* **WHAT YOU HAVE TO DO**
Whenever an image turns up, omit it and return the remaining data exactly.

* **Stored records**

= = = = =

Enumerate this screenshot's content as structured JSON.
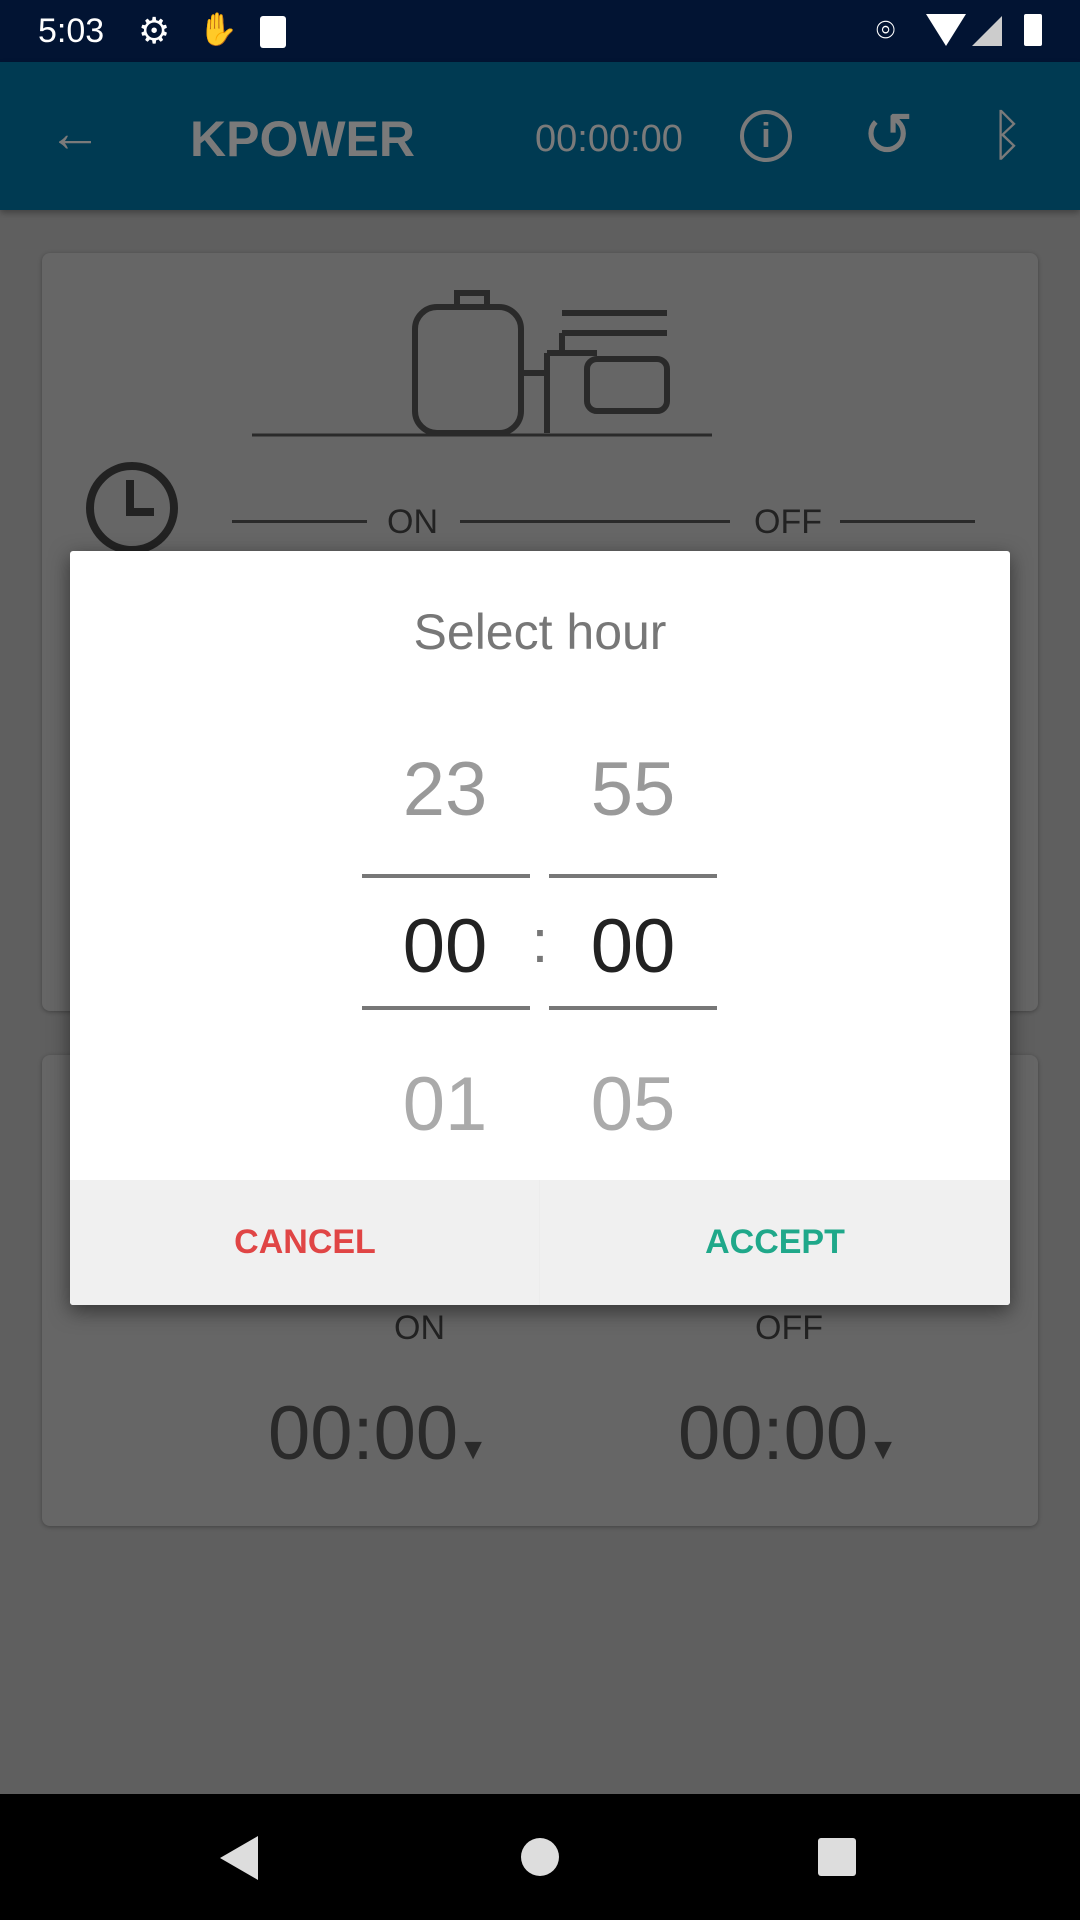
{
  "status_bar": {
    "time": "5:03",
    "icons": [
      "gear-icon",
      "hand-icon",
      "sd-card-icon",
      "location-icon",
      "wifi-icon",
      "signal-icon",
      "battery-charging-icon"
    ]
  },
  "app_bar": {
    "title": "KPOWER",
    "timer": "00:00:00",
    "icons": [
      "back-arrow-icon",
      "info-icon",
      "refresh-icon",
      "bluetooth-icon"
    ],
    "color": "#0090c8"
  },
  "card1": {
    "on_label": "ON",
    "off_label": "OFF"
  },
  "card2": {
    "on_label": "ON",
    "off_label": "OFF",
    "on_time": "00:00",
    "off_time": "00:00"
  },
  "dialog": {
    "title": "Select hour",
    "hour": {
      "prev": "23",
      "selected": "00",
      "next": "01"
    },
    "minute": {
      "prev": "55",
      "selected": "00",
      "next": "05"
    },
    "separator": ":",
    "cancel_label": "CANCEL",
    "accept_label": "ACCEPT",
    "cancel_color": "#e04545",
    "accept_color": "#1fa88a"
  }
}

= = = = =

* **ANSWER BOX**
Enumerate this screenshot's content as structured JSON.
{
  "status_bar": {
    "time": "5:03",
    "icons": [
      "gear-icon",
      "hand-icon",
      "sd-card-icon",
      "location-icon",
      "wifi-icon",
      "signal-icon",
      "battery-charging-icon"
    ]
  },
  "app_bar": {
    "title": "KPOWER",
    "timer": "00:00:00",
    "icons": [
      "back-arrow-icon",
      "info-icon",
      "refresh-icon",
      "bluetooth-icon"
    ],
    "color": "#0090c8"
  },
  "card1": {
    "on_label": "ON",
    "off_label": "OFF"
  },
  "card2": {
    "on_label": "ON",
    "off_label": "OFF",
    "on_time": "00:00",
    "off_time": "00:00"
  },
  "dialog": {
    "title": "Select hour",
    "hour": {
      "prev": "23",
      "selected": "00",
      "next": "01"
    },
    "minute": {
      "prev": "55",
      "selected": "00",
      "next": "05"
    },
    "separator": ":",
    "cancel_label": "CANCEL",
    "accept_label": "ACCEPT",
    "cancel_color": "#e04545",
    "accept_color": "#1fa88a"
  }
}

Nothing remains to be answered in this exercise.